"The reason for this is that based on the content of the e-mail, the meeting was not regarding the approaching election and working the polls or on just who was interested in being an officer of the board, it was stating that they were going to decide on how to run the administration, cutbacks, etc. which are things that should be discussed by the entire elected board in a public setting," Hartman wrote.
"As seen in the e-mails: (school board members) Julia (Wilson), Polly (Weand) and Michele (Pargeon) were not included in the e-mail. Even if dealing with personnel, this would be done in executive session, but by the entire board and then approved as a public meeting," wrote Hartman.
"I felt that even though some people were not elected when the initial e-mail was sent, there was still a trust the public had placed in them by placing them on the ballot via the primary election," he wrote. "Also, once the election occurred on 11-3-09, even though they were not sworn in, the public had voted for people and trusted they would not be having meetings in secret."
Which is how Melewsky views it. She confirmed that because Hylton and Harris were not yet sworn in on Nov. 15, a meeting like the one described did not violate the letter of the Open Meetings Law.
Even if Hartman had attended, there would only have been four sitting board members there and a quorum of the school board is five members, she said.
Hylton and Harris "are not agency members until they are sworn in," Melewsky said, "so it's not a violation of the law, but it does conflict with the intent of the law."
In fact, Melewsky said she has received numerous calls in recent months about "people who were elected but not yet sworn in to office getting together with elected officials and talking about agency business.
"It's not illegal, but it certainly speaks to a violation of the voters' trust about how you are obligated to behave under the Sunshine Act," Melewsky said. "There's no reason why these discussions can't occur in the public."
"I might have made a mistake in not bringing these things to light previously, but I did not want it to look like I was upset at not being elected as board president and just trying to cause problems," Hartman wrote The Mercury.
"Therefore I gave these people the benefit of the doubt, but since then I have seen supposed committee suggestions being brought to the board without any 'committee meeting' discussion taking place prior to the suggestion from the committee coming to the board," he wrote.

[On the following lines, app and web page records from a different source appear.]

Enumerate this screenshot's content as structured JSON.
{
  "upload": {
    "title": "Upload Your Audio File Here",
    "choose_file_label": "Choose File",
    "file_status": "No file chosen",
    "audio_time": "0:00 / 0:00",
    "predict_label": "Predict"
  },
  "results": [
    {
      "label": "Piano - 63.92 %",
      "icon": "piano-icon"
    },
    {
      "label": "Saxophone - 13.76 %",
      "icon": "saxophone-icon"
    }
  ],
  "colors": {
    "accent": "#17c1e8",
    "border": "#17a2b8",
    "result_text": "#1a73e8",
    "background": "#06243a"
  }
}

"This just seems like more back door type of meetings which I am hoping by bringing this into the light at this time will keep it from occurring in the future."